This is recurring pro-Kremlin disinformation conspiracy narrative about Ukraine and an anti-Russian project, questioning the statehood of Ukraine: similar cases here and here. Ukraine is a sovereign nation-state, not an anti-Russian project. In 1991, Ukraine gained its independence from the Soviet Union.The Declaration of State Sovereignty of Ukraine was adopted on 16 July 1990. Ukraine is recognised in international law as a sovereign nation state, with its own flag, nationality, language etc. Ukraine is a sovereign and independent state with a democratically-elected president and parliament. The EU and the US support the democratic development of Ukraine in accordance with the UN Charter’s principles of non-interference into internal affairs and respect towards territorial integrity and political independence. After the collapse of the Soviet Union, Ukraine and Russia established diplomatic relations and signed a number of important treaties. On 31 May 1997 the countries signed a comprehensive Friendship Treaty.

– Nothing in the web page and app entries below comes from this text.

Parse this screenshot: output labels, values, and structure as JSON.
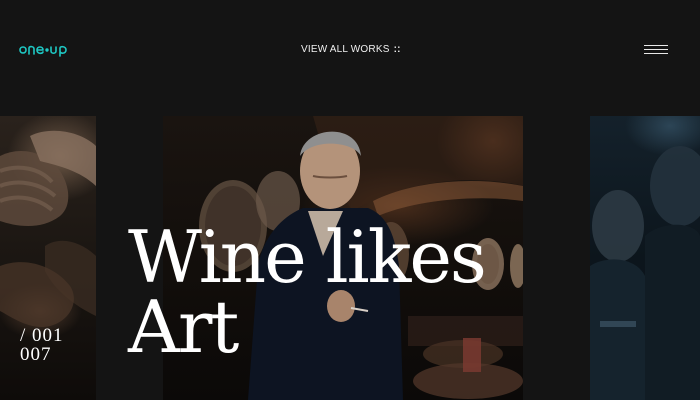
{
  "header": {
    "logo_text": "one-up",
    "view_all_label": "VIEW ALL WORKS",
    "view_all_suffix": "::",
    "menu_icon": "hamburger-icon"
  },
  "slider": {
    "counter_current": "/ 001",
    "counter_total": "007",
    "headline_line1": "Wine likes",
    "headline_line2": "Art"
  },
  "colors": {
    "background": "#141414",
    "accent": "#1ec8c4",
    "text": "#ffffff"
  }
}
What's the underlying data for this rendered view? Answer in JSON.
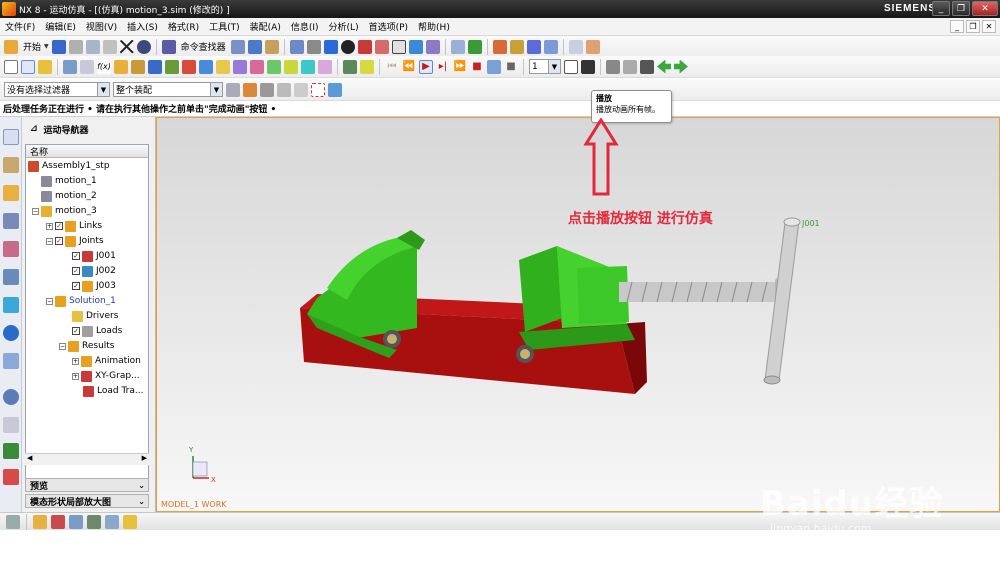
{
  "window": {
    "title": "NX 8 - 运动仿真 - [(仿真) motion_3.sim  (修改的) ]",
    "brand": "SIEMENS",
    "controls": [
      "_",
      "❐",
      "✕"
    ]
  },
  "menu": {
    "items": [
      "文件(F)",
      "编辑(E)",
      "视图(V)",
      "插入(S)",
      "格式(R)",
      "工具(T)",
      "装配(A)",
      "信息(I)",
      "分析(L)",
      "首选项(P)",
      "帮助(H)"
    ],
    "controls": [
      "_",
      "❐",
      "✕"
    ]
  },
  "toolbar": {
    "start_label": "开始",
    "command_finder_label": "命令查找器",
    "filter_value": "没有选择过滤器",
    "assembly_value": "整个装配",
    "frame_value": "1"
  },
  "status": {
    "prompt": "后处理任务正在进行 • 请在执行其他操作之前单击\"完成动画\"按钮 •"
  },
  "navigator": {
    "title": "运动导航器",
    "column_header": "名称",
    "tree": [
      {
        "label": "Assembly1_stp"
      },
      {
        "label": "motion_1"
      },
      {
        "label": "motion_2"
      },
      {
        "label": "motion_3"
      },
      {
        "label": "Links"
      },
      {
        "label": "Joints"
      },
      {
        "label": "J001"
      },
      {
        "label": "J002"
      },
      {
        "label": "J003"
      },
      {
        "label": "Solution_1"
      },
      {
        "label": "Drivers"
      },
      {
        "label": "Loads"
      },
      {
        "label": "Results"
      },
      {
        "label": "Animation"
      },
      {
        "label": "XY-Grap..."
      },
      {
        "label": "Load Tra..."
      }
    ],
    "panels": [
      "预览",
      "模态形状局部放大图"
    ]
  },
  "viewport": {
    "label": "MODEL_1 WORK",
    "joint_label": "J001",
    "axis_y": "Y",
    "axis_x": "X"
  },
  "tooltip": {
    "title": "播放",
    "body": "播放动画所有帧。"
  },
  "annotation": {
    "text": "点击播放按钮 进行仿真",
    "color": "#e4283a"
  },
  "watermark": {
    "main": "Baidu经验",
    "sub": "jingyan.baidu.com"
  },
  "colors": {
    "model_green": "#3cc828",
    "base_red": "#a81010",
    "viewport_border": "#e6a03c"
  }
}
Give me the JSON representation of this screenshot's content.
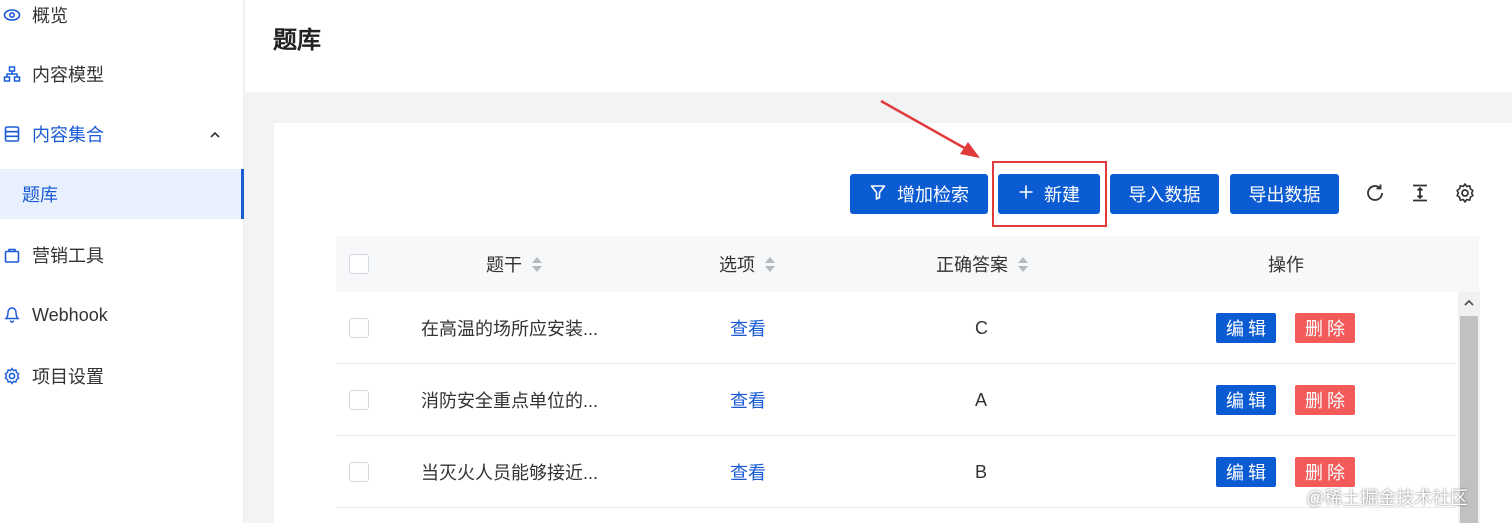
{
  "sidebar": {
    "items": [
      {
        "label": "概览",
        "icon": "eye-icon"
      },
      {
        "label": "内容模型",
        "icon": "sitemap-icon"
      },
      {
        "label": "内容集合",
        "icon": "database-icon"
      },
      {
        "label": "题库",
        "icon": ""
      },
      {
        "label": "营销工具",
        "icon": "bag-icon"
      },
      {
        "label": "Webhook",
        "icon": "webhook-icon"
      },
      {
        "label": "项目设置",
        "icon": "gear-icon"
      }
    ]
  },
  "header": {
    "title": "题库"
  },
  "toolbar": {
    "add_filter": "增加检索",
    "new": "新建",
    "import": "导入数据",
    "export": "导出数据",
    "icons": [
      "refresh-icon",
      "column-height-icon",
      "settings-icon"
    ]
  },
  "table": {
    "columns": [
      "题干",
      "选项",
      "正确答案",
      "操作"
    ],
    "rows": [
      {
        "stem": "在高温的场所应安装...",
        "options": "查看",
        "answer": "C",
        "edit": "编辑",
        "delete": "删除"
      },
      {
        "stem": "消防安全重点单位的...",
        "options": "查看",
        "answer": "A",
        "edit": "编辑",
        "delete": "删除"
      },
      {
        "stem": "当灭火人员能够接近...",
        "options": "查看",
        "answer": "B",
        "edit": "编辑",
        "delete": "删除"
      }
    ]
  },
  "watermark": "@稀土掘金技术社区",
  "colors": {
    "primary": "#0b5bd3",
    "danger": "#f35a5a",
    "highlight": "#e03a3a",
    "active_bg": "#e8f0fd"
  }
}
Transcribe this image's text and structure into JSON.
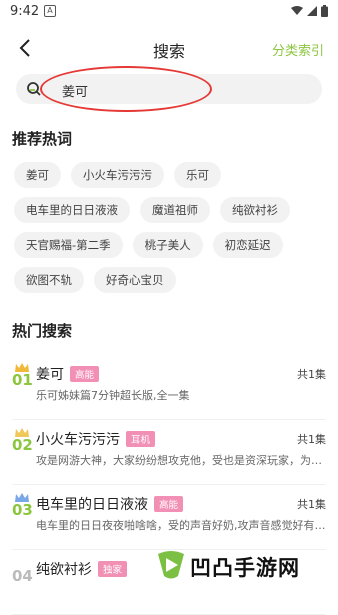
{
  "status_bar": {
    "time": "9:42",
    "icons": [
      "a-notification-icon",
      "wifi-icon",
      "signal-icon",
      "battery-icon"
    ]
  },
  "header": {
    "title": "搜索",
    "category_index": "分类索引"
  },
  "search": {
    "value": "姜可"
  },
  "recommended": {
    "title": "推荐热词",
    "tags": [
      "姜可",
      "小火车污污污",
      "乐可",
      "电车里的日日液液",
      "魔道祖师",
      "纯欲衬衫",
      "天官赐福-第二季",
      "桃子美人",
      "初恋延迟",
      "欲图不轨",
      "好奇心宝贝"
    ]
  },
  "hot": {
    "title": "热门搜索",
    "items": [
      {
        "rank": "01",
        "title": "姜可",
        "badge": "高能",
        "count": "共1集",
        "desc": "乐可姊妹篇7分钟超长版,全一集",
        "crown_color": "#f0b93a",
        "rank_color": "#8cc63f"
      },
      {
        "rank": "02",
        "title": "小火车污污污",
        "badge": "耳机",
        "count": "共1集",
        "desc": "攻是网游大神，大家纷纷想攻克他，受也是资深玩家，为了...",
        "crown_color": "#f0c85a",
        "rank_color": "#8cc63f"
      },
      {
        "rank": "03",
        "title": "电车里的日日液液",
        "badge": "高能",
        "count": "共1集",
        "desc": "电车里的日日夜夜啪啥啥，受的声音好奶,攻声音感觉好有磁性",
        "crown_color": "#7aa7e6",
        "rank_color": "#8cc63f"
      },
      {
        "rank": "04",
        "title": "纯欲衬衫",
        "badge": "独家",
        "count": "",
        "desc": "",
        "crown_color": "#cccccc",
        "rank_color": "#bbbbbb"
      }
    ]
  },
  "watermark": {
    "text": "凹凸手游网"
  },
  "colors": {
    "accent": "#8cc63f",
    "badge": "#f28fb5",
    "annotation": "#e53935"
  }
}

As a result, Russia recognised Ukrainian sovereignty and territorial integrity. It also recognised that Crimea belongs to Ukraine. Together with the Friendship Treaty, Ukraine and Russia signed the Partition Treaty on the Black Sea Fleet. The countries divided the former Soviet Union Black Sea Fleet stationed in Sevastopol. Ukraine also allowed the deployment of the Russian Black Sea Fleet in the Sevastopol naval base until 2017. On 24 April 2010 the Kharkiv Pact was signed prolonging the initial agreement until 2042. In March 2014, after the annexation of Crimea, Russian Duma voted for the denunciation of the Partition Treaty and the Kharkiv Pact. In December 2018, after Russia illegally ceased Ukrainian ships and their crew in the Kerch strait, Ukraine unilaterally denounced the Friendship Treaty with Russia. Both Ukraine and Russia were the founding countries of the CIS (Commonwealth of Independent States), a free association formed by 12 former Soviet republics (except Latvia, Estonia, and Lithuania). Ukraine ceased to participate in CIS from 2014 after the annexation of Crimea by Russia and its occupation of Donbas. In 2018, Ukraine withdrew from all statutory bodies of CIS.

NATO invents a "Russian threat" to expand its presence near Russia

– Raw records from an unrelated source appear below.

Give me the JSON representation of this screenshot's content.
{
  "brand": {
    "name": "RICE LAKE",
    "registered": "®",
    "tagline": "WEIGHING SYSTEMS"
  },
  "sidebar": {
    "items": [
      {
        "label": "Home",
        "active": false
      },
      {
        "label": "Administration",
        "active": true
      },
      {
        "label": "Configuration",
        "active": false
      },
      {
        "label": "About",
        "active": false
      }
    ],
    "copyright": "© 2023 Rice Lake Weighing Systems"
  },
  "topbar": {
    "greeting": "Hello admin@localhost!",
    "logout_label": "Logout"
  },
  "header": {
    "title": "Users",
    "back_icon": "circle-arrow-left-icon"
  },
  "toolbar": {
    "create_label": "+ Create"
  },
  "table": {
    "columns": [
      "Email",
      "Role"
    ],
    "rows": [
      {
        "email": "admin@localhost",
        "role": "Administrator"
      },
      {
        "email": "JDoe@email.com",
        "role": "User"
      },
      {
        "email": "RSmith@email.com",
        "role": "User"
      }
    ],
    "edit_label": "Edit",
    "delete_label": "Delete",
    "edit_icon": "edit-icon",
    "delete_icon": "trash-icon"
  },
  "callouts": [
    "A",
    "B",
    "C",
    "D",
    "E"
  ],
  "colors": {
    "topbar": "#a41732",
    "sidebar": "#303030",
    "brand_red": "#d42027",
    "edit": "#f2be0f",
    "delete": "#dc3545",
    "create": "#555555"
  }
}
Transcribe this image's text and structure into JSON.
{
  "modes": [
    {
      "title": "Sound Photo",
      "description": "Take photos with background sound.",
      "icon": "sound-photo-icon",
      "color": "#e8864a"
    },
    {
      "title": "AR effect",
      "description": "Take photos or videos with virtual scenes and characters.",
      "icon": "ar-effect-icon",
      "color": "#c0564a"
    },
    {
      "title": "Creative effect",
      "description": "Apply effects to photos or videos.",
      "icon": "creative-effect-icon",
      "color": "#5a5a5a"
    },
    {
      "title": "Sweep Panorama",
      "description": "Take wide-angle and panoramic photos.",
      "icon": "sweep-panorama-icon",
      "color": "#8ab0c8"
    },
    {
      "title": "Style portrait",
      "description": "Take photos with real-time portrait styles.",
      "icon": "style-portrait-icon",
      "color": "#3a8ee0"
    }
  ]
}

NATO invents a “Russian threat” to expand its presence near Russia. Moscow has repeatedly remarked that NATO states would invent a “Russian threat” to expand their presence near the Russian Federation.

Disproof

Recurring pro-Kremlin disinformation narrative claiming that the “Russian threat” is a false idea created and spread by NATO to encircle and weaken Russia. In fact, NATO is not a threat to Russia. NATO is a defensive alliance. Its purpose is to protect the member states. NATO's exercises and military deployments are not directed against Russia – nor any other country. However, in March 2014, in response to Russia's aggressive actions against Ukraine, NATO suspended practical cooperation with Russia. NATO does not seek confrontation, but it cannot ignore Russia breaking international rules, undermining stability and security. See more for NATO's response to the crisis in Ukraine and security concerns in Central and Eastern Europe here. For similar cases, see here and here.